#### Task prompt
Every entry should be copied exactly, with nothing added or dropped.

Data supplied START

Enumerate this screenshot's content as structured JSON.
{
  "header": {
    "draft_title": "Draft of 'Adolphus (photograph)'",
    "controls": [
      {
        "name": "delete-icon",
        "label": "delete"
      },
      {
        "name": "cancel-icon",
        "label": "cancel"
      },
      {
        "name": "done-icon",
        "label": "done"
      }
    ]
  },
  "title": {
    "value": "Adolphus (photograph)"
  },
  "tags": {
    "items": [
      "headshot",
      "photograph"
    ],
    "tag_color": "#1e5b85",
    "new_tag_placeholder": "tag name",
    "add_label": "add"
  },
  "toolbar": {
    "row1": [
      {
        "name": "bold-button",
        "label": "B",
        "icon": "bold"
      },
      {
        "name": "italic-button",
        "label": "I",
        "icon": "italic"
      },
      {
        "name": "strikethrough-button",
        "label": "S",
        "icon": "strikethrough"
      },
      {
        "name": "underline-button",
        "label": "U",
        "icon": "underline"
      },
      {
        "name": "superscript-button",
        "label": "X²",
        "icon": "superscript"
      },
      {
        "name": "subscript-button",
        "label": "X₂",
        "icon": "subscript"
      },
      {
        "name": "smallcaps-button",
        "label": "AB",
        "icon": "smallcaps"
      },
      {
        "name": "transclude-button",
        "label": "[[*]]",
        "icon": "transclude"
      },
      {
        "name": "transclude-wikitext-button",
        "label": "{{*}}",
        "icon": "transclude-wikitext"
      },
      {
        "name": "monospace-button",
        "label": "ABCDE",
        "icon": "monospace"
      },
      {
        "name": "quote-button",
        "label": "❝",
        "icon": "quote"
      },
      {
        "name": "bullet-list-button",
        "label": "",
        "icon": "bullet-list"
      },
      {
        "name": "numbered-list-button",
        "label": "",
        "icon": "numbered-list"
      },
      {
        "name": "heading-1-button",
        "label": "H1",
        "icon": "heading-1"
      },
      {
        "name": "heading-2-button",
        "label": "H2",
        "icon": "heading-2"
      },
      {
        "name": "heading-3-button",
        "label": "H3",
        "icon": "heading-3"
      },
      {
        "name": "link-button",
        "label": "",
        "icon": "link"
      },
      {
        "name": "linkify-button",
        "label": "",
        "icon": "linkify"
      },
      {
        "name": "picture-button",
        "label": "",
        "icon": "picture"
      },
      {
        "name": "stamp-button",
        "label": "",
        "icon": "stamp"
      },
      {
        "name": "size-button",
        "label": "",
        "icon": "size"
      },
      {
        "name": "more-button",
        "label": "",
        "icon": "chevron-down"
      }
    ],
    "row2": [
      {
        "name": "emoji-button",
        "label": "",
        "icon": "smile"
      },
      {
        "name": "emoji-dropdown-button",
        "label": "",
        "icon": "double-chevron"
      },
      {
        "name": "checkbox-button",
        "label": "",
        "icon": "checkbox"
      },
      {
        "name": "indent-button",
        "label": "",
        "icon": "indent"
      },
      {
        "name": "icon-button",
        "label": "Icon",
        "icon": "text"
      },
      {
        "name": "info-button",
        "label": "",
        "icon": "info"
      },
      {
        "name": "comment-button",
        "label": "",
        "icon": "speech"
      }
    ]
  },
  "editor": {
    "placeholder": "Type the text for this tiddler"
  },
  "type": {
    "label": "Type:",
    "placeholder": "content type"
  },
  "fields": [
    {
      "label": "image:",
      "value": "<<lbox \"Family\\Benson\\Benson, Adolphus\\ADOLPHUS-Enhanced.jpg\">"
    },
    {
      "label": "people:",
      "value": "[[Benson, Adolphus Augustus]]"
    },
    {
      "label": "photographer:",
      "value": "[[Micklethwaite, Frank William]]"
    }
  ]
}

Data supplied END

#### Worked solution
Enumerate this screenshot's content as structured JSON.
{
  "header": {
    "draft_title": "Draft of 'Adolphus (photograph)'",
    "controls": [
      {
        "name": "delete-icon",
        "label": "delete"
      },
      {
        "name": "cancel-icon",
        "label": "cancel"
      },
      {
        "name": "done-icon",
        "label": "done"
      }
    ]
  },
  "title": {
    "value": "Adolphus (photograph)"
  },
  "tags": {
    "items": [
      "headshot",
      "photograph"
    ],
    "tag_color": "#1e5b85",
    "new_tag_placeholder": "tag name",
    "add_label": "add"
  },
  "toolbar": {
    "row1": [
      {
        "name": "bold-button",
        "label": "B",
        "icon": "bold"
      },
      {
        "name": "italic-button",
        "label": "I",
        "icon": "italic"
      },
      {
        "name": "strikethrough-button",
        "label": "S",
        "icon": "strikethrough"
      },
      {
        "name": "underline-button",
        "label": "U",
        "icon": "underline"
      },
      {
        "name": "superscript-button",
        "label": "X²",
        "icon": "superscript"
      },
      {
        "name": "subscript-button",
        "label": "X₂",
        "icon": "subscript"
      },
      {
        "name": "smallcaps-button",
        "label": "AB",
        "icon": "smallcaps"
      },
      {
        "name": "transclude-button",
        "label": "[[*]]",
        "icon": "transclude"
      },
      {
        "name": "transclude-wikitext-button",
        "label": "{{*}}",
        "icon": "transclude-wikitext"
      },
      {
        "name": "monospace-button",
        "label": "ABCDE",
        "icon": "monospace"
      },
      {
        "name": "quote-button",
        "label": "❝",
        "icon": "quote"
      },
      {
        "name": "bullet-list-button",
        "label": "",
        "icon": "bullet-list"
      },
      {
        "name": "numbered-list-button",
        "label": "",
        "icon": "numbered-list"
      },
      {
        "name": "heading-1-button",
        "label": "H1",
        "icon": "heading-1"
      },
      {
        "name": "heading-2-button",
        "label": "H2",
        "icon": "heading-2"
      },
      {
        "name": "heading-3-button",
        "label": "H3",
        "icon": "heading-3"
      },
      {
        "name": "link-button",
        "label": "",
        "icon": "link"
      },
      {
        "name": "linkify-button",
        "label": "",
        "icon": "linkify"
      },
      {
        "name": "picture-button",
        "label": "",
        "icon": "picture"
      },
      {
        "name": "stamp-button",
        "label": "",
        "icon": "stamp"
      },
      {
        "name": "size-button",
        "label": "",
        "icon": "size"
      },
      {
        "name": "more-button",
        "label": "",
        "icon": "chevron-down"
      }
    ],
    "row2": [
      {
        "name": "emoji-button",
        "label": "",
        "icon": "smile"
      },
      {
        "name": "emoji-dropdown-button",
        "label": "",
        "icon": "double-chevron"
      },
      {
        "name": "checkbox-button",
        "label": "",
        "icon": "checkbox"
      },
      {
        "name": "indent-button",
        "label": "",
        "icon": "indent"
      },
      {
        "name": "icon-button",
        "label": "Icon",
        "icon": "text"
      },
      {
        "name": "info-button",
        "label": "",
        "icon": "info"
      },
      {
        "name": "comment-button",
        "label": "",
        "icon": "speech"
      }
    ]
  },
  "editor": {
    "placeholder": "Type the text for this tiddler"
  },
  "type": {
    "label": "Type:",
    "placeholder": "content type"
  },
  "fields": [
    {
      "label": "image:",
      "value": "<<lbox \"Family\\Benson\\Benson, Adolphus\\ADOLPHUS-Enhanced.jpg\">"
    },
    {
      "label": "people:",
      "value": "[[Benson, Adolphus Augustus]]"
    },
    {
      "label": "photographer:",
      "value": "[[Micklethwaite, Frank William]]"
    }
  ]
}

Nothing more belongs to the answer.